Ashinoa release new album ‘L’Orée’, stream it now
Lyon, France-based experimental band Ashinoa are today releasing their new album ‘L’Orée’ on Fuzz Club! At times percussive and dancey, at others hypnotic and cinematic, the largely synthesiser-driven soundscapes of 'L’Orée' feel both of the past and the future. It’s the sound of two different worlds – a record capable of being as primal and ritualistic as it is synthesised and digitally manipulated. You can stream the album in full below and pre-order the album on 180g clear vinyl in a gatefold sleeve here.
Where the band’s minimal Krautrock heard on their 2019 ‘Sinie Sinie’ LP might have brought to mind cold, dark post-industrial cities, ‘L’Orée’s kosmische experimentalism takes you instead on an instrumental journey through the natural wilderness via the medium of shape-shifting psychedelic electronics. That ‘L’Orée’ explores a more natural and organic sound than heard on their previous releases owes largely to the environment it was made in.
Recorded in a tucked-away house in the French countryside that bordered on a surrounding forest, Ashinoa recall sessions spent soaking up their surroundings with a number of collaborators coming in and out to perform on the record: “The house we recorded the album in was kind of in the middle of nowhere, surrounded by douglas pine trees. From this proximity to the forest, we wanted to take our soundscapes to a place we’ve never been before. Before we were surrounded by concrete, and then far from it. We were looking for a new listening place, to discover new intriguing sounds.

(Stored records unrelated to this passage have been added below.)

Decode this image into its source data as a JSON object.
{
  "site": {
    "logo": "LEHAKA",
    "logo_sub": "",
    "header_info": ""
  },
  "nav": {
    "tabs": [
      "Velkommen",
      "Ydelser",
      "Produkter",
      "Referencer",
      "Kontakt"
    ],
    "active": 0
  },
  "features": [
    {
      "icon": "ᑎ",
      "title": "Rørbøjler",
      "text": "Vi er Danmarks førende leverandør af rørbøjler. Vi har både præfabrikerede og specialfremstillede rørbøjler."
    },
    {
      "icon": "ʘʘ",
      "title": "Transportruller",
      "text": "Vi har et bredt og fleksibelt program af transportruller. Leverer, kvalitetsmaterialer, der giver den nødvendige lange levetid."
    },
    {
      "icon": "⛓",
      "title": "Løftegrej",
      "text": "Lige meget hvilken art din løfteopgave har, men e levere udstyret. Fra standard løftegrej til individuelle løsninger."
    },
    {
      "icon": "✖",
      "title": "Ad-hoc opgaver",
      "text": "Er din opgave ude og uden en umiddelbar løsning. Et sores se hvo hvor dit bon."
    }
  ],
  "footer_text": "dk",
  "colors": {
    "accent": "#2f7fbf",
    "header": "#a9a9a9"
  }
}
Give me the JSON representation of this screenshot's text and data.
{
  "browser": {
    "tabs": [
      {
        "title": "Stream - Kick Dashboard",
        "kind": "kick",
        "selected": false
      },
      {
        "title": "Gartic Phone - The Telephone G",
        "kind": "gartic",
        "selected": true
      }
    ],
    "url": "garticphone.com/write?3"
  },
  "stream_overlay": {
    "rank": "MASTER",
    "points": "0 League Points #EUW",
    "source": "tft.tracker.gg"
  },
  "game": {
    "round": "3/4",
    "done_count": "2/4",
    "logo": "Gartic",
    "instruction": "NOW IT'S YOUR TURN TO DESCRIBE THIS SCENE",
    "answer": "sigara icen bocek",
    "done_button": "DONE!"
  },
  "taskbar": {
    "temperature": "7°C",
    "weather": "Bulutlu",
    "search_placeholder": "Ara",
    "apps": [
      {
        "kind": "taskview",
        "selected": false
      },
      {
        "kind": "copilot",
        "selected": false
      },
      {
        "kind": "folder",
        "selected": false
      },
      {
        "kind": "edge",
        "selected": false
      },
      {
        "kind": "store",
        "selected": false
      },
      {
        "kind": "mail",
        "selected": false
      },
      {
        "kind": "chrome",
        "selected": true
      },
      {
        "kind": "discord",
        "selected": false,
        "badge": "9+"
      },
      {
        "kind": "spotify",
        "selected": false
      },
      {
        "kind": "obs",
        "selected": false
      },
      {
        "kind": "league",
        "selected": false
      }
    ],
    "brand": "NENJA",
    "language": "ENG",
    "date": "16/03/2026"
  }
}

We had laid down the basis of the album and then musician friends that would visit us at the time were invited to participate in the making of the album, each one of them bringing a touch of their own.”
Complete with syncopated percussion, hypnotic electronics and deep psychotropic grooves, it is on tracks like ‘Koalibi’ and ‘Disguided In Orbit’ where we hear Ashinoa at their most ritualistic and tribal: “Koalibi sounds like the jungle, with animals screaming and birds flying up in all directions. It’s a ritual movement. It’s dancing.” On ‘Disguised In Orbit’, they add: “This song feels like those beautiful night skies. You’re feeling tipsy, a bit high maybe, and the colours surrounding you aren’t really what they seem. Everything sparkles like crazy as if everything was disguised.”
Whilst largely an exercise in electronic soundscapes that bring to mind Cavern of Anti-Matter and Beak> by way of producers like Flying Lotus, DJ Shadow and Gaslamp Killer, ‘L’Orée’ is not without a handful of more guitar-focused tracks. The oscillating beat driving ‘Feu De Joie’ eventually unfolds into a riffing psych-rock wig out in such a way “that condenses the idea we had for the album as a whole: a change between universes.” Elsewhere, the meandering, downtempo Krautrock of ‘Fuel Of Sweet’ brings to mind the jazzy-kraut jams of Can at their best – all by way of modern, more world music attuned psychedelic contemporaries like Khruangbin, Kikagaku Moyo and The Heliocentrics.
A constantly moving piece of work, ‘L’Orée’ is an album that takes many unexpected detours. The ominous ‘Yzemnet’ is the heaviest cut on the record, bordering on industrial territory (“We wanted to explore the noisiest part of us. This one makes you feel like your past is catching up to you - an uncomfortable zone that we all like to be in sometimes.”). Whereas in stark contrast, the bustling album curveball ‘Selvatica’ has a light and upbeat, almost Ethio-jazz feel to it.
Then there is the choppy, distorted electronica of ‘Bade BaidebZs’ which is overlaid with a collage of manipulated sampled vocals that beam into the mix like lost transmissions from a distant future. Drawing influence from art history, they describe the track as their attempt to “depict the onomatopoeia present in Cubo-futurist art.” “It’s a movement that tries to deconstruct and renew its perspective”, they elaborate, whilst perfectly summarising their very own creative approach on the album in the same breath.